= PROMPT =
Copy out each line below in which the string "name" appears.

= RECORD EXCERPTS =
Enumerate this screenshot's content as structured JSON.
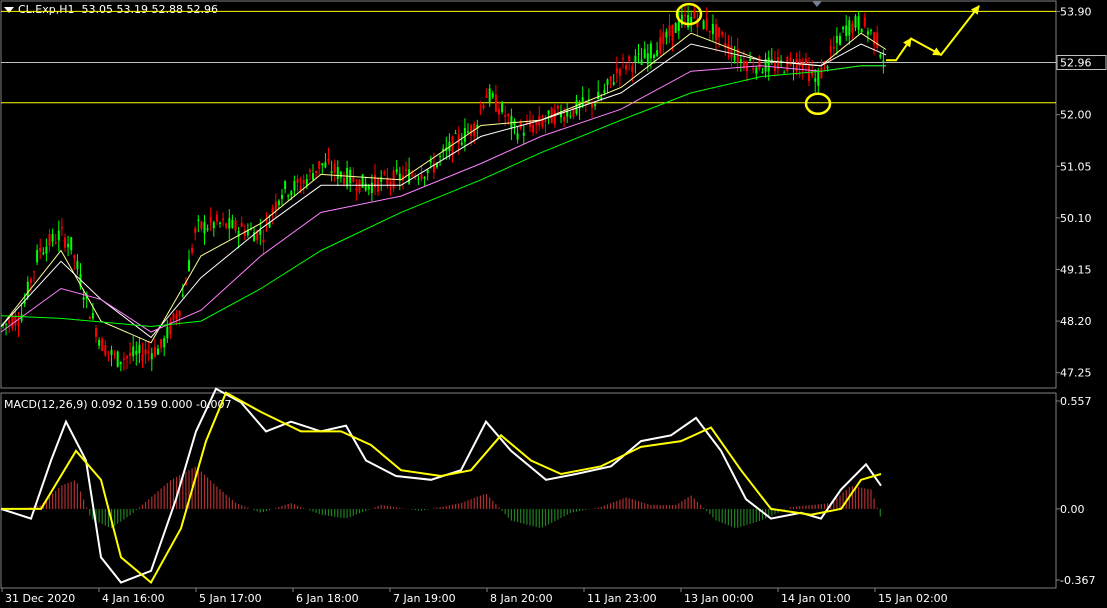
{
  "header": {
    "symbol": "CL.Exp,H1",
    "ohlc": "53.05 53.19 52.88 52.96"
  },
  "macd_header": {
    "label": "MACD(12,26,9)",
    "values": "0.092 0.159 0.000 -0.007"
  },
  "colors": {
    "background": "#000000",
    "bull_candle": "#00ff00",
    "bear_candle": "#ff0000",
    "level_line": "#ffff00",
    "bid_line": "#c0c0c0",
    "ma_fast": "#ffff99",
    "ma_mid": "#ffffff",
    "ma_slow": "#ff80ff",
    "ma_long": "#00ff00",
    "macd_main": "#ffffff",
    "macd_signal": "#ffff00",
    "annotation": "#ffff00"
  },
  "chart_data": [
    {
      "type": "candlestick",
      "price_axis": [
        "53.90",
        "52.96",
        "52.00",
        "51.05",
        "50.10",
        "49.15",
        "48.20",
        "47.25"
      ],
      "current_price": "52.96",
      "ylim": [
        46.95,
        54.0
      ],
      "time_axis": [
        "31 Dec 2020",
        "4 Jan 16:00",
        "5 Jan 17:00",
        "6 Jan 18:00",
        "7 Jan 19:00",
        "8 Jan 20:00",
        "11 Jan 23:00",
        "13 Jan 00:00",
        "14 Jan 01:00",
        "15 Jan 02:00"
      ],
      "horizontal_levels": [
        53.9,
        52.22
      ],
      "close_path": [
        [
          0,
          48.1
        ],
        [
          20,
          48.3
        ],
        [
          38,
          49.5
        ],
        [
          60,
          49.8
        ],
        [
          70,
          49.6
        ],
        [
          85,
          48.6
        ],
        [
          100,
          47.8
        ],
        [
          115,
          47.5
        ],
        [
          140,
          47.6
        ],
        [
          160,
          47.7
        ],
        [
          180,
          48.5
        ],
        [
          195,
          49.9
        ],
        [
          215,
          50.0
        ],
        [
          240,
          49.9
        ],
        [
          262,
          49.8
        ],
        [
          280,
          50.6
        ],
        [
          300,
          50.7
        ],
        [
          320,
          51.1
        ],
        [
          340,
          50.9
        ],
        [
          365,
          50.7
        ],
        [
          390,
          50.8
        ],
        [
          410,
          50.9
        ],
        [
          430,
          51.0
        ],
        [
          455,
          51.5
        ],
        [
          475,
          51.8
        ],
        [
          485,
          52.4
        ],
        [
          500,
          52.1
        ],
        [
          515,
          51.7
        ],
        [
          535,
          51.8
        ],
        [
          555,
          52.0
        ],
        [
          575,
          52.1
        ],
        [
          600,
          52.3
        ],
        [
          620,
          52.9
        ],
        [
          640,
          53.0
        ],
        [
          660,
          53.3
        ],
        [
          680,
          53.7
        ],
        [
          695,
          53.8
        ],
        [
          710,
          53.6
        ],
        [
          725,
          53.3
        ],
        [
          740,
          53.0
        ],
        [
          760,
          52.9
        ],
        [
          780,
          52.9
        ],
        [
          800,
          53.0
        ],
        [
          815,
          52.6
        ],
        [
          830,
          53.1
        ],
        [
          845,
          53.6
        ],
        [
          860,
          53.7
        ],
        [
          875,
          53.4
        ],
        [
          885,
          52.96
        ]
      ],
      "series": [
        {
          "name": "MA fast",
          "values": [
            [
              0,
              48.1
            ],
            [
              60,
              49.5
            ],
            [
              100,
              48.2
            ],
            [
              150,
              47.8
            ],
            [
              200,
              49.4
            ],
            [
              260,
              50.0
            ],
            [
              320,
              50.9
            ],
            [
              400,
              50.8
            ],
            [
              480,
              51.8
            ],
            [
              540,
              51.9
            ],
            [
              620,
              52.5
            ],
            [
              690,
              53.5
            ],
            [
              760,
              53.0
            ],
            [
              820,
              52.9
            ],
            [
              860,
              53.5
            ],
            [
              885,
              53.2
            ]
          ]
        },
        {
          "name": "MA mid",
          "values": [
            [
              0,
              48.1
            ],
            [
              60,
              49.3
            ],
            [
              100,
              48.6
            ],
            [
              150,
              47.9
            ],
            [
              200,
              49.0
            ],
            [
              260,
              49.9
            ],
            [
              320,
              50.7
            ],
            [
              400,
              50.7
            ],
            [
              480,
              51.6
            ],
            [
              540,
              51.9
            ],
            [
              620,
              52.4
            ],
            [
              690,
              53.3
            ],
            [
              760,
              53.0
            ],
            [
              820,
              52.9
            ],
            [
              860,
              53.3
            ],
            [
              885,
              53.1
            ]
          ]
        },
        {
          "name": "MA slow",
          "values": [
            [
              0,
              48.0
            ],
            [
              60,
              48.8
            ],
            [
              100,
              48.6
            ],
            [
              150,
              48.0
            ],
            [
              200,
              48.4
            ],
            [
              260,
              49.4
            ],
            [
              320,
              50.2
            ],
            [
              400,
              50.5
            ],
            [
              480,
              51.1
            ],
            [
              540,
              51.6
            ],
            [
              620,
              52.1
            ],
            [
              690,
              52.8
            ],
            [
              760,
              52.9
            ],
            [
              820,
              52.8
            ],
            [
              860,
              52.9
            ],
            [
              885,
              52.9
            ]
          ]
        },
        {
          "name": "MA long",
          "values": [
            [
              0,
              48.3
            ],
            [
              60,
              48.25
            ],
            [
              150,
              48.1
            ],
            [
              200,
              48.2
            ],
            [
              260,
              48.8
            ],
            [
              320,
              49.5
            ],
            [
              400,
              50.2
            ],
            [
              480,
              50.8
            ],
            [
              540,
              51.3
            ],
            [
              620,
              51.9
            ],
            [
              690,
              52.4
            ],
            [
              760,
              52.7
            ],
            [
              820,
              52.8
            ],
            [
              860,
              52.9
            ],
            [
              885,
              52.9
            ]
          ]
        }
      ],
      "annotations": {
        "circles": [
          [
            688,
            53.85
          ],
          [
            817,
            52.2
          ]
        ],
        "forecast_arrow": [
          [
            885,
            53.0
          ],
          [
            895,
            53.0
          ],
          [
            910,
            53.4
          ],
          [
            940,
            53.1
          ],
          [
            978,
            54.0
          ]
        ]
      }
    },
    {
      "type": "macd",
      "axis": [
        "0.557",
        "0.00",
        "-0.367"
      ],
      "ylim": [
        -0.367,
        0.557
      ],
      "macd_line": [
        [
          0,
          0.0
        ],
        [
          30,
          -0.05
        ],
        [
          50,
          0.25
        ],
        [
          65,
          0.45
        ],
        [
          85,
          0.25
        ],
        [
          100,
          -0.25
        ],
        [
          120,
          -0.38
        ],
        [
          150,
          -0.32
        ],
        [
          175,
          0.05
        ],
        [
          195,
          0.4
        ],
        [
          215,
          0.62
        ],
        [
          240,
          0.55
        ],
        [
          265,
          0.4
        ],
        [
          290,
          0.45
        ],
        [
          320,
          0.4
        ],
        [
          345,
          0.43
        ],
        [
          365,
          0.25
        ],
        [
          395,
          0.17
        ],
        [
          430,
          0.15
        ],
        [
          460,
          0.2
        ],
        [
          485,
          0.45
        ],
        [
          510,
          0.3
        ],
        [
          545,
          0.15
        ],
        [
          575,
          0.18
        ],
        [
          610,
          0.22
        ],
        [
          640,
          0.35
        ],
        [
          670,
          0.38
        ],
        [
          695,
          0.47
        ],
        [
          720,
          0.3
        ],
        [
          745,
          0.05
        ],
        [
          770,
          -0.05
        ],
        [
          800,
          -0.02
        ],
        [
          820,
          -0.05
        ],
        [
          840,
          0.1
        ],
        [
          865,
          0.23
        ],
        [
          880,
          0.12
        ]
      ],
      "signal_line": [
        [
          0,
          0.0
        ],
        [
          40,
          0.0
        ],
        [
          75,
          0.3
        ],
        [
          100,
          0.15
        ],
        [
          120,
          -0.25
        ],
        [
          150,
          -0.38
        ],
        [
          180,
          -0.1
        ],
        [
          205,
          0.35
        ],
        [
          225,
          0.6
        ],
        [
          260,
          0.5
        ],
        [
          300,
          0.4
        ],
        [
          340,
          0.4
        ],
        [
          370,
          0.33
        ],
        [
          400,
          0.2
        ],
        [
          440,
          0.17
        ],
        [
          470,
          0.2
        ],
        [
          500,
          0.38
        ],
        [
          530,
          0.25
        ],
        [
          560,
          0.18
        ],
        [
          600,
          0.22
        ],
        [
          640,
          0.32
        ],
        [
          680,
          0.35
        ],
        [
          710,
          0.42
        ],
        [
          740,
          0.2
        ],
        [
          770,
          0.0
        ],
        [
          810,
          -0.03
        ],
        [
          840,
          0.0
        ],
        [
          860,
          0.15
        ],
        [
          880,
          0.18
        ]
      ],
      "histogram": [
        [
          0,
          0.0
        ],
        [
          20,
          0.0
        ],
        [
          40,
          0.02
        ],
        [
          60,
          0.12
        ],
        [
          75,
          0.15
        ],
        [
          90,
          -0.05
        ],
        [
          110,
          -0.1
        ],
        [
          130,
          -0.03
        ],
        [
          150,
          0.06
        ],
        [
          170,
          0.15
        ],
        [
          195,
          0.22
        ],
        [
          215,
          0.12
        ],
        [
          235,
          0.03
        ],
        [
          260,
          -0.02
        ],
        [
          290,
          0.03
        ],
        [
          320,
          -0.03
        ],
        [
          345,
          -0.05
        ],
        [
          380,
          0.02
        ],
        [
          420,
          -0.01
        ],
        [
          460,
          0.03
        ],
        [
          485,
          0.08
        ],
        [
          510,
          -0.06
        ],
        [
          540,
          -0.1
        ],
        [
          570,
          -0.02
        ],
        [
          600,
          0.01
        ],
        [
          625,
          0.06
        ],
        [
          650,
          0.02
        ],
        [
          675,
          0.02
        ],
        [
          690,
          0.07
        ],
        [
          715,
          -0.06
        ],
        [
          735,
          -0.1
        ],
        [
          760,
          -0.06
        ],
        [
          790,
          0.01
        ],
        [
          810,
          0.02
        ],
        [
          830,
          0.03
        ],
        [
          850,
          0.12
        ],
        [
          870,
          0.1
        ],
        [
          880,
          -0.05
        ]
      ]
    }
  ]
}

= OUTPUT FOR THIS TASK =
          "name": "MA fast",
          "name": "MA mid",
          "name": "MA slow",
          "name": "MA long",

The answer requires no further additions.